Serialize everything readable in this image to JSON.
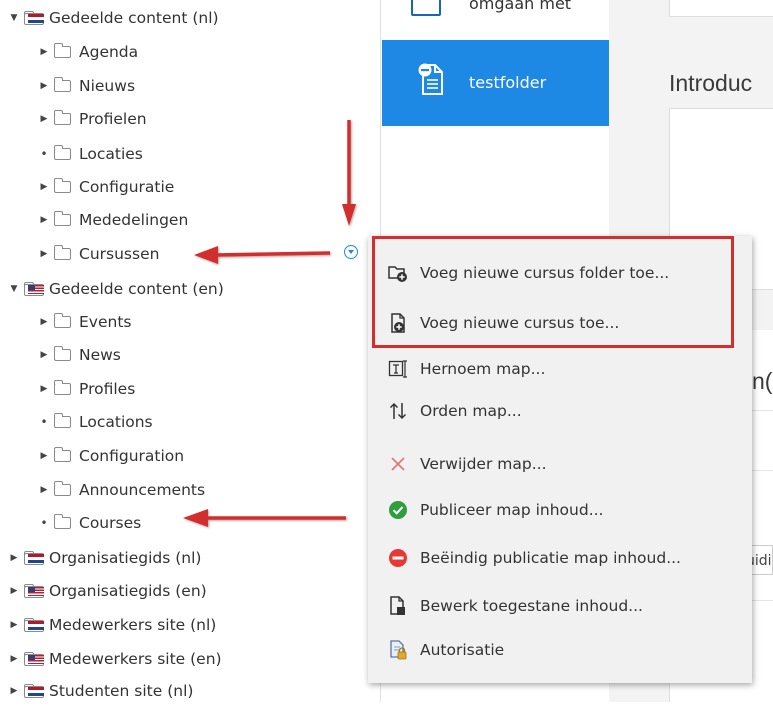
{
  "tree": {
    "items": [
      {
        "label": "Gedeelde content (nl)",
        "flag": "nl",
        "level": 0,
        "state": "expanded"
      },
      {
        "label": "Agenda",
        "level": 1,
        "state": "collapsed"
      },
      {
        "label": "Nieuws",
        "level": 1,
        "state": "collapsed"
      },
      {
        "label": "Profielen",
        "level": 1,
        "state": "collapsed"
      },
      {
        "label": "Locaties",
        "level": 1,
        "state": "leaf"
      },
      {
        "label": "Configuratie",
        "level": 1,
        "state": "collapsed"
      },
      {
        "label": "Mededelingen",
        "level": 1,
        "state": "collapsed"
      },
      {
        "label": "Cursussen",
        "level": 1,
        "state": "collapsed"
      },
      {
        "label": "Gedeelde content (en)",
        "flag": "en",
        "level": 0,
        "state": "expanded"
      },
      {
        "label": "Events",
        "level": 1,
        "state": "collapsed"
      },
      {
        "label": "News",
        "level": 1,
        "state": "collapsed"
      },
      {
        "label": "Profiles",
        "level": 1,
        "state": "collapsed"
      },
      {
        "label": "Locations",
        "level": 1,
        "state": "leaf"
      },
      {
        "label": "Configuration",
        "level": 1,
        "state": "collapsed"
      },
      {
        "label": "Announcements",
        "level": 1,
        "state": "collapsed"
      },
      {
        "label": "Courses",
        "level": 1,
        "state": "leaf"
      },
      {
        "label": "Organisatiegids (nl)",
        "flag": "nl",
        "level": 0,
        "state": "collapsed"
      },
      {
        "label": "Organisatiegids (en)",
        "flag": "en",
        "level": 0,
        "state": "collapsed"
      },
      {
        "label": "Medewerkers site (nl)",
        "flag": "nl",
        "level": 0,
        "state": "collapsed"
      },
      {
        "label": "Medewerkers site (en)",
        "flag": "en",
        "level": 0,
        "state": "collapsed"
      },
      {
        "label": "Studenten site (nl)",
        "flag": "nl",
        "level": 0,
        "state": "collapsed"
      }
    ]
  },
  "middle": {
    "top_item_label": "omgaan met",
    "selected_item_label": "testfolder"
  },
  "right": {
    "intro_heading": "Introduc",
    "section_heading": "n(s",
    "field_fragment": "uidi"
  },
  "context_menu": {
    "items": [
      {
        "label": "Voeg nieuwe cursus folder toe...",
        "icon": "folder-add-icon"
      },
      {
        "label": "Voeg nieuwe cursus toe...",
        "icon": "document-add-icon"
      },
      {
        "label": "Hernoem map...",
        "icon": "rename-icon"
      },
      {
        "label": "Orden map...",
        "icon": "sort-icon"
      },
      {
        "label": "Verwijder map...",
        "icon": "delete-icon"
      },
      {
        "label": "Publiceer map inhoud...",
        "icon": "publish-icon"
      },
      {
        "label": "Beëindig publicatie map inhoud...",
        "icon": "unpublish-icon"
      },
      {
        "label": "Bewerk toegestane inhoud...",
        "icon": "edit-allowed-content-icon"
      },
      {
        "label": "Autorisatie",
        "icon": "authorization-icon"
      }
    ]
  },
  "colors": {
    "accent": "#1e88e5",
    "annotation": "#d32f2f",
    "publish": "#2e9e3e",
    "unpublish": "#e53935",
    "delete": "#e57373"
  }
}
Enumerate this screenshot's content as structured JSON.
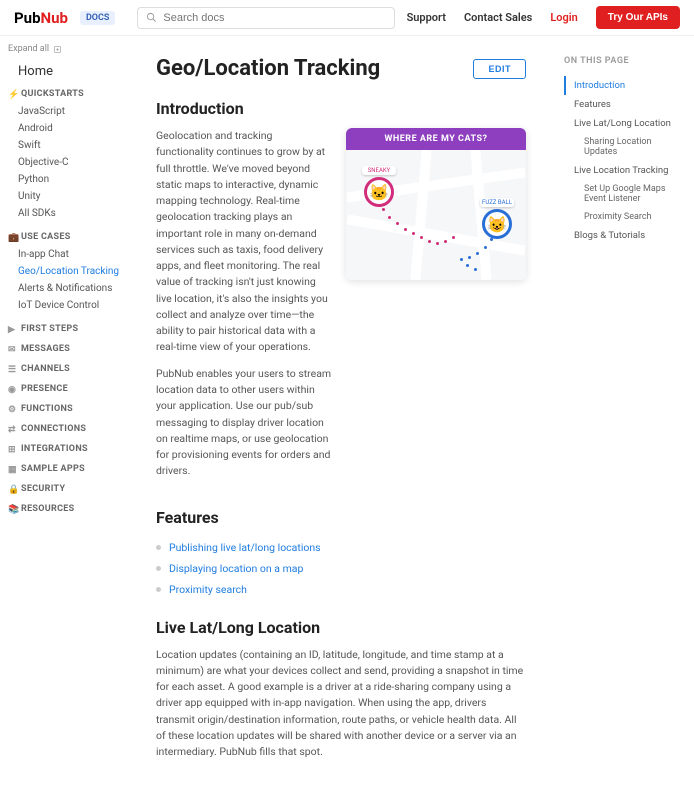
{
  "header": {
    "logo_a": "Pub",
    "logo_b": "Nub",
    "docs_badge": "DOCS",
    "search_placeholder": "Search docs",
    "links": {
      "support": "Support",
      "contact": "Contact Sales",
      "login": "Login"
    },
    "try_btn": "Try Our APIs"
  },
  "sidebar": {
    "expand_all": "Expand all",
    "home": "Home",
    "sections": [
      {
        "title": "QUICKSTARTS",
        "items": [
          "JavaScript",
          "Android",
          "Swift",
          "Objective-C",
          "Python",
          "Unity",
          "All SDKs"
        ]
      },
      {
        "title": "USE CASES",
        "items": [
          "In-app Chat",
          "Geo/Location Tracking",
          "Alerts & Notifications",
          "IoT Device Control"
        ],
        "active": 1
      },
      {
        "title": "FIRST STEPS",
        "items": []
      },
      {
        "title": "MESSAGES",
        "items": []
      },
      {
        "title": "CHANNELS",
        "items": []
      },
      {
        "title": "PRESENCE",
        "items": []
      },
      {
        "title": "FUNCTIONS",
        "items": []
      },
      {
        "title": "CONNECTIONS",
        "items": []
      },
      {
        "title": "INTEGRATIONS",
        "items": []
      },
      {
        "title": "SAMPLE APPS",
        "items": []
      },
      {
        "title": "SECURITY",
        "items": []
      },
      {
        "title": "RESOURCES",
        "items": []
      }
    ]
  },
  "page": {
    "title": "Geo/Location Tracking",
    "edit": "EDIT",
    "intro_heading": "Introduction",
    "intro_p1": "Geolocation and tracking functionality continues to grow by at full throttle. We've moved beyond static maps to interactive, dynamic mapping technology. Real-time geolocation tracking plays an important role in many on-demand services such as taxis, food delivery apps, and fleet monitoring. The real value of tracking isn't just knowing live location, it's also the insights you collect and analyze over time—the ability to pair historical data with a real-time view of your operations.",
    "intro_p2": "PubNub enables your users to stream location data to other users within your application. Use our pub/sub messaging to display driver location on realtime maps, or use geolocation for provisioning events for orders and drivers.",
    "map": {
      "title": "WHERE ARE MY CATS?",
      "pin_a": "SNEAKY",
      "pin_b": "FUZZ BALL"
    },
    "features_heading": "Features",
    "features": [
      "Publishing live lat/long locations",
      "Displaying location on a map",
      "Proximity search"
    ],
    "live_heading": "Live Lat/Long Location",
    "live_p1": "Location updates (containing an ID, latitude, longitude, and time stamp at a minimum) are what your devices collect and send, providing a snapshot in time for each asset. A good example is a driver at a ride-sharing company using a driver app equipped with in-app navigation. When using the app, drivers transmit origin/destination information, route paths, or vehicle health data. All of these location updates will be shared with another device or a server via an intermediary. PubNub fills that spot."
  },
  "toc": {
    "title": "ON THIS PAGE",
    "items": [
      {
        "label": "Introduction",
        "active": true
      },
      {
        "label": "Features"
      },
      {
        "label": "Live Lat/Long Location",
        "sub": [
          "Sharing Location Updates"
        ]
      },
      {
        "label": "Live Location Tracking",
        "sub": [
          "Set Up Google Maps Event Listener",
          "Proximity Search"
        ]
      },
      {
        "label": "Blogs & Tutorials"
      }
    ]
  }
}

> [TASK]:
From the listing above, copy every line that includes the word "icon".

> [TASK ANSWER]:
        "icon": "folder-add-icon"
        "icon": "document-add-icon"
        "icon": "rename-icon"
        "icon": "sort-icon"
        "icon": "delete-icon"
        "icon": "publish-icon"
        "icon": "unpublish-icon"
        "icon": "edit-allowed-content-icon"
        "icon": "authorization-icon"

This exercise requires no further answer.